§ **About this task**: Write out all of the entries below word for word.

Dataset records

□ □ □ □

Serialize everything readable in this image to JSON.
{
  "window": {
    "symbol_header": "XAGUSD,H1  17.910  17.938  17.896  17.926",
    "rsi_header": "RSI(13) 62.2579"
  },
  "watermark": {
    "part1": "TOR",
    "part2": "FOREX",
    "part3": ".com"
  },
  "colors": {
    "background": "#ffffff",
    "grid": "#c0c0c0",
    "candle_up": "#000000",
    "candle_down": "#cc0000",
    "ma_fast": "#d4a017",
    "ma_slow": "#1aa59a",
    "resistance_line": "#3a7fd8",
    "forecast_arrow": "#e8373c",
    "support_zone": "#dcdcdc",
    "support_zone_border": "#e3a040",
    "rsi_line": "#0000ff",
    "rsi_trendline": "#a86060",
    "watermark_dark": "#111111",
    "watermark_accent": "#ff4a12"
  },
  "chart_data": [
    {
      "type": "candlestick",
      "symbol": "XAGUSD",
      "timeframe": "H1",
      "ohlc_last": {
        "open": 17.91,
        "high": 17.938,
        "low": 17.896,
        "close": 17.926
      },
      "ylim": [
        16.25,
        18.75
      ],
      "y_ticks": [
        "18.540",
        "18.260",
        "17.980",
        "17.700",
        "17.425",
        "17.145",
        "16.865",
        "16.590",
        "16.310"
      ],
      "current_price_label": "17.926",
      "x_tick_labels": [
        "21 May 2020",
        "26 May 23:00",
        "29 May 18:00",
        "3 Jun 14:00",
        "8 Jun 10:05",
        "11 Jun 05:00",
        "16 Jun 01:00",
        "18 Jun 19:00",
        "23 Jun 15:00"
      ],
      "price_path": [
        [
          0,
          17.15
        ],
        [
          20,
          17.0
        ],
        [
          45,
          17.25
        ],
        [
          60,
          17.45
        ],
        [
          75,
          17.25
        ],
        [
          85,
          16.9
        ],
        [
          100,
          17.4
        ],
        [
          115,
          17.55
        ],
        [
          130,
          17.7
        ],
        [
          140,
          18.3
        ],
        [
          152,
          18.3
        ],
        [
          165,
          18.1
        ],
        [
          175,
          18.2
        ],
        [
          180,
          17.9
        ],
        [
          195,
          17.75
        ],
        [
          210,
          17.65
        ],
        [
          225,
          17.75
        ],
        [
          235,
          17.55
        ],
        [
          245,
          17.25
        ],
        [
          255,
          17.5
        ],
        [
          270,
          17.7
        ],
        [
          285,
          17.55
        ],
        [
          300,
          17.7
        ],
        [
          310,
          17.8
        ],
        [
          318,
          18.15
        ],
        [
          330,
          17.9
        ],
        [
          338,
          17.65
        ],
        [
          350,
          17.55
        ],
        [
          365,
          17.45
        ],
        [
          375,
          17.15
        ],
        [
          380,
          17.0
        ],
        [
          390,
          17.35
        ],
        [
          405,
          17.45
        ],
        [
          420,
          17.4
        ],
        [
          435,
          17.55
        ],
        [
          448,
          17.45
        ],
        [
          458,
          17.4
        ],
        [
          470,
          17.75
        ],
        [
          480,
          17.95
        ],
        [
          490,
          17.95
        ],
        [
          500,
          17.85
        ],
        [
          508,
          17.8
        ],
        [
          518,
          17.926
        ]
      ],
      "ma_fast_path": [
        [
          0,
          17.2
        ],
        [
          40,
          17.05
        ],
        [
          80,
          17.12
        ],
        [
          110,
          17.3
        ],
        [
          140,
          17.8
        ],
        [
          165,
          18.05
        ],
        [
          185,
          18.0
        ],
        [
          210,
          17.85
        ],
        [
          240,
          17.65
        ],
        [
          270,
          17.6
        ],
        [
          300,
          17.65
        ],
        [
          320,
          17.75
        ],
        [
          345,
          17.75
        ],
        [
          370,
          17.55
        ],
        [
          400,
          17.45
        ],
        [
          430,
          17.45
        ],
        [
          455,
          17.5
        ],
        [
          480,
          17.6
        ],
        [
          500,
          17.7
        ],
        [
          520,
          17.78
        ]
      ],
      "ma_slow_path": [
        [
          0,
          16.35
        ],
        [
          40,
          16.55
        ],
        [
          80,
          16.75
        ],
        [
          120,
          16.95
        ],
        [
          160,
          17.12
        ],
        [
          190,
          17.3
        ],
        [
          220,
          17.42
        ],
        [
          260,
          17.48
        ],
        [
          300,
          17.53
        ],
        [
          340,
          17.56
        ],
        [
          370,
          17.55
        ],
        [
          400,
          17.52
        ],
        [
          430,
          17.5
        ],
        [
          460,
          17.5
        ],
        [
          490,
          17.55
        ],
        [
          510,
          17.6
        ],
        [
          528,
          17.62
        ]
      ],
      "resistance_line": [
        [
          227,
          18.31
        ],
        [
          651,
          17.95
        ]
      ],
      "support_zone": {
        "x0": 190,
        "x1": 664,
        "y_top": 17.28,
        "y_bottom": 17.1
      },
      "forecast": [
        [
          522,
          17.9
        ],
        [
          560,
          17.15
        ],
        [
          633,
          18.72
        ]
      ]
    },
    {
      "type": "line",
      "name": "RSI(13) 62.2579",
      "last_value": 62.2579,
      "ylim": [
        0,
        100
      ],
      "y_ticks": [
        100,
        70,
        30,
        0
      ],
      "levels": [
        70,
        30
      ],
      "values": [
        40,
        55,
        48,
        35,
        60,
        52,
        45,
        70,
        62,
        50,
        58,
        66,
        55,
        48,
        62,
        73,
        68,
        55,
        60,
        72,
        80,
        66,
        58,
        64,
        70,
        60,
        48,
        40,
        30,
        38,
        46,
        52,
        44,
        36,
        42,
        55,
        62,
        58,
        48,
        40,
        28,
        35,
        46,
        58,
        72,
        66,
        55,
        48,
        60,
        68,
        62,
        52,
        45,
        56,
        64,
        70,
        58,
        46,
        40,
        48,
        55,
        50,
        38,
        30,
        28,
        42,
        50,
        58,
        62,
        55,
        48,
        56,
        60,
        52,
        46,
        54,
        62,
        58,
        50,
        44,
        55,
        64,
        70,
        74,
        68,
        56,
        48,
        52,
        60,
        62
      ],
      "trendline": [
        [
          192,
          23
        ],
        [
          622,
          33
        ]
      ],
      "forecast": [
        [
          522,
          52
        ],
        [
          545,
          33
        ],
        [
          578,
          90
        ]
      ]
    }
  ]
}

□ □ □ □

§ **Written solution**:
Serialize everything readable in this image to JSON.
{
  "window": {
    "symbol_header": "XAGUSD,H1  17.910  17.938  17.896  17.926",
    "rsi_header": "RSI(13) 62.2579"
  },
  "watermark": {
    "part1": "TOR",
    "part2": "FOREX",
    "part3": ".com"
  },
  "colors": {
    "background": "#ffffff",
    "grid": "#c0c0c0",
    "candle_up": "#000000",
    "candle_down": "#cc0000",
    "ma_fast": "#d4a017",
    "ma_slow": "#1aa59a",
    "resistance_line": "#3a7fd8",
    "forecast_arrow": "#e8373c",
    "support_zone": "#dcdcdc",
    "support_zone_border": "#e3a040",
    "rsi_line": "#0000ff",
    "rsi_trendline": "#a86060",
    "watermark_dark": "#111111",
    "watermark_accent": "#ff4a12"
  },
  "chart_data": [
    {
      "type": "candlestick",
      "symbol": "XAGUSD",
      "timeframe": "H1",
      "ohlc_last": {
        "open": 17.91,
        "high": 17.938,
        "low": 17.896,
        "close": 17.926
      },
      "ylim": [
        16.25,
        18.75
      ],
      "y_ticks": [
        "18.540",
        "18.260",
        "17.980",
        "17.700",
        "17.425",
        "17.145",
        "16.865",
        "16.590",
        "16.310"
      ],
      "current_price_label": "17.926",
      "x_tick_labels": [
        "21 May 2020",
        "26 May 23:00",
        "29 May 18:00",
        "3 Jun 14:00",
        "8 Jun 10:05",
        "11 Jun 05:00",
        "16 Jun 01:00",
        "18 Jun 19:00",
        "23 Jun 15:00"
      ],
      "price_path": [
        [
          0,
          17.15
        ],
        [
          20,
          17.0
        ],
        [
          45,
          17.25
        ],
        [
          60,
          17.45
        ],
        [
          75,
          17.25
        ],
        [
          85,
          16.9
        ],
        [
          100,
          17.4
        ],
        [
          115,
          17.55
        ],
        [
          130,
          17.7
        ],
        [
          140,
          18.3
        ],
        [
          152,
          18.3
        ],
        [
          165,
          18.1
        ],
        [
          175,
          18.2
        ],
        [
          180,
          17.9
        ],
        [
          195,
          17.75
        ],
        [
          210,
          17.65
        ],
        [
          225,
          17.75
        ],
        [
          235,
          17.55
        ],
        [
          245,
          17.25
        ],
        [
          255,
          17.5
        ],
        [
          270,
          17.7
        ],
        [
          285,
          17.55
        ],
        [
          300,
          17.7
        ],
        [
          310,
          17.8
        ],
        [
          318,
          18.15
        ],
        [
          330,
          17.9
        ],
        [
          338,
          17.65
        ],
        [
          350,
          17.55
        ],
        [
          365,
          17.45
        ],
        [
          375,
          17.15
        ],
        [
          380,
          17.0
        ],
        [
          390,
          17.35
        ],
        [
          405,
          17.45
        ],
        [
          420,
          17.4
        ],
        [
          435,
          17.55
        ],
        [
          448,
          17.45
        ],
        [
          458,
          17.4
        ],
        [
          470,
          17.75
        ],
        [
          480,
          17.95
        ],
        [
          490,
          17.95
        ],
        [
          500,
          17.85
        ],
        [
          508,
          17.8
        ],
        [
          518,
          17.926
        ]
      ],
      "ma_fast_path": [
        [
          0,
          17.2
        ],
        [
          40,
          17.05
        ],
        [
          80,
          17.12
        ],
        [
          110,
          17.3
        ],
        [
          140,
          17.8
        ],
        [
          165,
          18.05
        ],
        [
          185,
          18.0
        ],
        [
          210,
          17.85
        ],
        [
          240,
          17.65
        ],
        [
          270,
          17.6
        ],
        [
          300,
          17.65
        ],
        [
          320,
          17.75
        ],
        [
          345,
          17.75
        ],
        [
          370,
          17.55
        ],
        [
          400,
          17.45
        ],
        [
          430,
          17.45
        ],
        [
          455,
          17.5
        ],
        [
          480,
          17.6
        ],
        [
          500,
          17.7
        ],
        [
          520,
          17.78
        ]
      ],
      "ma_slow_path": [
        [
          0,
          16.35
        ],
        [
          40,
          16.55
        ],
        [
          80,
          16.75
        ],
        [
          120,
          16.95
        ],
        [
          160,
          17.12
        ],
        [
          190,
          17.3
        ],
        [
          220,
          17.42
        ],
        [
          260,
          17.48
        ],
        [
          300,
          17.53
        ],
        [
          340,
          17.56
        ],
        [
          370,
          17.55
        ],
        [
          400,
          17.52
        ],
        [
          430,
          17.5
        ],
        [
          460,
          17.5
        ],
        [
          490,
          17.55
        ],
        [
          510,
          17.6
        ],
        [
          528,
          17.62
        ]
      ],
      "resistance_line": [
        [
          227,
          18.31
        ],
        [
          651,
          17.95
        ]
      ],
      "support_zone": {
        "x0": 190,
        "x1": 664,
        "y_top": 17.28,
        "y_bottom": 17.1
      },
      "forecast": [
        [
          522,
          17.9
        ],
        [
          560,
          17.15
        ],
        [
          633,
          18.72
        ]
      ]
    },
    {
      "type": "line",
      "name": "RSI(13) 62.2579",
      "last_value": 62.2579,
      "ylim": [
        0,
        100
      ],
      "y_ticks": [
        100,
        70,
        30,
        0
      ],
      "levels": [
        70,
        30
      ],
      "values": [
        40,
        55,
        48,
        35,
        60,
        52,
        45,
        70,
        62,
        50,
        58,
        66,
        55,
        48,
        62,
        73,
        68,
        55,
        60,
        72,
        80,
        66,
        58,
        64,
        70,
        60,
        48,
        40,
        30,
        38,
        46,
        52,
        44,
        36,
        42,
        55,
        62,
        58,
        48,
        40,
        28,
        35,
        46,
        58,
        72,
        66,
        55,
        48,
        60,
        68,
        62,
        52,
        45,
        56,
        64,
        70,
        58,
        46,
        40,
        48,
        55,
        50,
        38,
        30,
        28,
        42,
        50,
        58,
        62,
        55,
        48,
        56,
        60,
        52,
        46,
        54,
        62,
        58,
        50,
        44,
        55,
        64,
        70,
        74,
        68,
        56,
        48,
        52,
        60,
        62
      ],
      "trendline": [
        [
          192,
          23
        ],
        [
          622,
          33
        ]
      ],
      "forecast": [
        [
          522,
          52
        ],
        [
          545,
          33
        ],
        [
          578,
          90
        ]
      ]
    }
  ]
}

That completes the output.